* _Exercise prompt_: Where a line below holds the string "Behavior", that line goes into the answer.
--- Data for this task Enclosed Below ---
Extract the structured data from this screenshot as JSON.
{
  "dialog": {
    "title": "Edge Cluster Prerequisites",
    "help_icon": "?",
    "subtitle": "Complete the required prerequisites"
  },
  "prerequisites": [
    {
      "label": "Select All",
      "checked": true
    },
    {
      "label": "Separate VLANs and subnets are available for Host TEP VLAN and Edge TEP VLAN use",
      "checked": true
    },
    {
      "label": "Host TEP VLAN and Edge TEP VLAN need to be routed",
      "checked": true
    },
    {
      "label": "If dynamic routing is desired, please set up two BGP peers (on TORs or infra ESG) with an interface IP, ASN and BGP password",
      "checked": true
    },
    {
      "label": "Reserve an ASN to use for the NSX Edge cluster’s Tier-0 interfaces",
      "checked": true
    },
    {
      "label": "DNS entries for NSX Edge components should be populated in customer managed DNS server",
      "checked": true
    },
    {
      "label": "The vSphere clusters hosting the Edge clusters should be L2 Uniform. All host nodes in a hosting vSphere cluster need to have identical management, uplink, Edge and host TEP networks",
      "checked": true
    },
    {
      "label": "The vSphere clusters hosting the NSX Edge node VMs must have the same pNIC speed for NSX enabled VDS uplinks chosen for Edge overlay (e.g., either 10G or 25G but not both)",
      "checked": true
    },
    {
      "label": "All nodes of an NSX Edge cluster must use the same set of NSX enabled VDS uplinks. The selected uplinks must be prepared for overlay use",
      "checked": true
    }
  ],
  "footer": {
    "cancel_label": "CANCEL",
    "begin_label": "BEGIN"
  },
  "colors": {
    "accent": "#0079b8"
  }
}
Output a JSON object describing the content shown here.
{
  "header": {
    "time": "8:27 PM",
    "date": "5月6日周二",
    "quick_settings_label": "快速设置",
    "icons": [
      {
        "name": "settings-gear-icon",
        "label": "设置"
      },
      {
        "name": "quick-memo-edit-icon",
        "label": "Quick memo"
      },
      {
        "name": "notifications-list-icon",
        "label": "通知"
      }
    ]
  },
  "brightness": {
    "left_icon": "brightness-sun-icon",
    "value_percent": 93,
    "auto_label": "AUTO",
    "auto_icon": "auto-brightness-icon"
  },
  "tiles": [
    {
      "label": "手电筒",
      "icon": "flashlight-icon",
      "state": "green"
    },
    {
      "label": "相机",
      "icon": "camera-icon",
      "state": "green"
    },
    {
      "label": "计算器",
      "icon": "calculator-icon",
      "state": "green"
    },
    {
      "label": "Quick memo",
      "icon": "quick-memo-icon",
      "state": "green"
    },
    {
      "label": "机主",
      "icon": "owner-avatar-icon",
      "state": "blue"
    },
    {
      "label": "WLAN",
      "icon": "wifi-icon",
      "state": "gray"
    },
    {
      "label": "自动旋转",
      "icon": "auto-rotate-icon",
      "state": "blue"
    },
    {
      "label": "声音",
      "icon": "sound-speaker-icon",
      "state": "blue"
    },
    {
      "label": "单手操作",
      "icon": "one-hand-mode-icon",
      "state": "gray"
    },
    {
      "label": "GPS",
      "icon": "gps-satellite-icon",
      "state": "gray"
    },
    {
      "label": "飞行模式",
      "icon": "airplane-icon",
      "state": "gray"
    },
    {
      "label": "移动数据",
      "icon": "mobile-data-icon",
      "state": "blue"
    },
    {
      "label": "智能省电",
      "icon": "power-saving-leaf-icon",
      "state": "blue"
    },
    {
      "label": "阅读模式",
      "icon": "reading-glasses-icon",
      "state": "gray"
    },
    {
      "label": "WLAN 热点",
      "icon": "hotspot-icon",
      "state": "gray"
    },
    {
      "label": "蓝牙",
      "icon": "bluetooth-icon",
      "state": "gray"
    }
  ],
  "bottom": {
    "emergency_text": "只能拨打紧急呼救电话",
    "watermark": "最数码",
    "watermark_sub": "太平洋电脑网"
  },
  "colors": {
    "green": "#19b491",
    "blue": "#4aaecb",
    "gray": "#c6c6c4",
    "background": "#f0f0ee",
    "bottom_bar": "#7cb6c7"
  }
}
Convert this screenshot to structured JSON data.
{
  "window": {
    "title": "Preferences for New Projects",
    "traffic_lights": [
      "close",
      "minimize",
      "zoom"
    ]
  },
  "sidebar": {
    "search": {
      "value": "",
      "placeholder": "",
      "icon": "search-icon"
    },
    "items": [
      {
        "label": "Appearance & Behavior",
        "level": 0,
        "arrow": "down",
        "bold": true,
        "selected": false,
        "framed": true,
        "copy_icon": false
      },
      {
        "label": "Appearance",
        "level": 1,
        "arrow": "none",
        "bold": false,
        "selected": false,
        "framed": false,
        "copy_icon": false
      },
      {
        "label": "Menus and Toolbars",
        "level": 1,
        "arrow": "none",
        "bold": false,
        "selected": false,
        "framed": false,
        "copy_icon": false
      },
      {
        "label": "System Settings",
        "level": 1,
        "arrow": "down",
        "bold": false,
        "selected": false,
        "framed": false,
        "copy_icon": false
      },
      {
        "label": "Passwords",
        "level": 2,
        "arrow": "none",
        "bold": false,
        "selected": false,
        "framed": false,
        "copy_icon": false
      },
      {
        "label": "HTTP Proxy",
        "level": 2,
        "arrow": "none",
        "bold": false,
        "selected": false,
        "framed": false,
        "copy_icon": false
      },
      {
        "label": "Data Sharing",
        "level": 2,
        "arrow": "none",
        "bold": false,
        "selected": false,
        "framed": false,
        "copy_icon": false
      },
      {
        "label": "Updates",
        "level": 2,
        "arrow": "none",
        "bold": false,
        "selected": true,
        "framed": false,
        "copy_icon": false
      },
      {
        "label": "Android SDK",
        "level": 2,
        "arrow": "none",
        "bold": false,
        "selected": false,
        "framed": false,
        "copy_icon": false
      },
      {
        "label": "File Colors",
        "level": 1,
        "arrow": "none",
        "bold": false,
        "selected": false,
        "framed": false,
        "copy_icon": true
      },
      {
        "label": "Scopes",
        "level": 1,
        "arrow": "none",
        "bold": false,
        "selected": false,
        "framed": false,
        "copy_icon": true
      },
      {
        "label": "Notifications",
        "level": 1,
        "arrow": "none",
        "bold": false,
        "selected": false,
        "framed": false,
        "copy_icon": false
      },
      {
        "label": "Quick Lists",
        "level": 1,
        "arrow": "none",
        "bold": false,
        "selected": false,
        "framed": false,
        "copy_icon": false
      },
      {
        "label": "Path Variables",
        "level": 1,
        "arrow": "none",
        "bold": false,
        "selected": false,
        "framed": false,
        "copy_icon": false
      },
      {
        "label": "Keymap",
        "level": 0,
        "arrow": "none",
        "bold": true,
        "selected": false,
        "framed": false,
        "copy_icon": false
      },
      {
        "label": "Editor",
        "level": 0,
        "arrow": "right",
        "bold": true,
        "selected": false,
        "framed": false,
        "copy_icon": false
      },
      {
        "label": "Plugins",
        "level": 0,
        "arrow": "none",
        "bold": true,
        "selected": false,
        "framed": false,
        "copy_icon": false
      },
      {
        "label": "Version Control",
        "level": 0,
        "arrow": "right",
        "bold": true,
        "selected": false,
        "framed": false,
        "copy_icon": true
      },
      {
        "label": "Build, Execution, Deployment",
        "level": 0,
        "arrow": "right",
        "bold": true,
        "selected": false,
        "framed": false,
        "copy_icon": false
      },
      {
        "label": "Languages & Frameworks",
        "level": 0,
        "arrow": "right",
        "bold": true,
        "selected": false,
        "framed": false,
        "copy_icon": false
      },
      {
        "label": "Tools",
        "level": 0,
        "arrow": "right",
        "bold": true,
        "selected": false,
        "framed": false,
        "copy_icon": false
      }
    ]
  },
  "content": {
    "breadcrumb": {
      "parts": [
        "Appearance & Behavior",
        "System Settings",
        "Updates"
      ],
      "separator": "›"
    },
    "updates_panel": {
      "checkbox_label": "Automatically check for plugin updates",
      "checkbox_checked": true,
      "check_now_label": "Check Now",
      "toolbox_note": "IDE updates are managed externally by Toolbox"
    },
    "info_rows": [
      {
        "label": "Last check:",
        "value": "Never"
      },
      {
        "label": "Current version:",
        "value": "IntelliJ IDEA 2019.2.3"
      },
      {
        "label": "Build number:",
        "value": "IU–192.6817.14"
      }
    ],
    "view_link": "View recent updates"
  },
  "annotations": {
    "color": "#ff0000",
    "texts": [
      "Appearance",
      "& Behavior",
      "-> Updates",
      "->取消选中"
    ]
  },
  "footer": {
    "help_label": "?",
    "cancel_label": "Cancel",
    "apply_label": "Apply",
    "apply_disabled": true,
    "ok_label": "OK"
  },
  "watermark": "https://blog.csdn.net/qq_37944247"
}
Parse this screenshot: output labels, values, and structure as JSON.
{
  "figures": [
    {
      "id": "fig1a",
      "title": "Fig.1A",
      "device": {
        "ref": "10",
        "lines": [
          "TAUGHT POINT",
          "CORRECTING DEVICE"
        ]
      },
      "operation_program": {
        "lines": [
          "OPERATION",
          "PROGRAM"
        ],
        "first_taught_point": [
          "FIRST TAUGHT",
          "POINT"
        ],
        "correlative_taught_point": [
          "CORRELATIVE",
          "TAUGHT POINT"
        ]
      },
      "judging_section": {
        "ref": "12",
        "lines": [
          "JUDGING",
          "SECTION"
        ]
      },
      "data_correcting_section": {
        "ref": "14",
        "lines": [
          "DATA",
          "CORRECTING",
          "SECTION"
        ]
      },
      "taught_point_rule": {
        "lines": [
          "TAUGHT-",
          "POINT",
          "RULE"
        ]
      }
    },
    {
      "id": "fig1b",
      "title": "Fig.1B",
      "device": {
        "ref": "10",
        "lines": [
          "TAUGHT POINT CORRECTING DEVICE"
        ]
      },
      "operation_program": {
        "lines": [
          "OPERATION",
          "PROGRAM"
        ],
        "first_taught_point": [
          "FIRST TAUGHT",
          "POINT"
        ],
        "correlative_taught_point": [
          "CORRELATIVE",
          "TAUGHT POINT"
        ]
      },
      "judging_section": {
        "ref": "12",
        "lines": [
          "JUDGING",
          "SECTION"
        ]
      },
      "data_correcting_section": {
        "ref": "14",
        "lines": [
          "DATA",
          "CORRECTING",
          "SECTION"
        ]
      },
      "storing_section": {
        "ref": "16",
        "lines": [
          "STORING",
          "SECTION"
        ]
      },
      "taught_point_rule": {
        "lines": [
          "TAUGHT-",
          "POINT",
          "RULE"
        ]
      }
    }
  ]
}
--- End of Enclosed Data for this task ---
* _Solution below_:
        "label": "Appearance & Behavior",
        "Appearance & Behavior",
      "& Behavior",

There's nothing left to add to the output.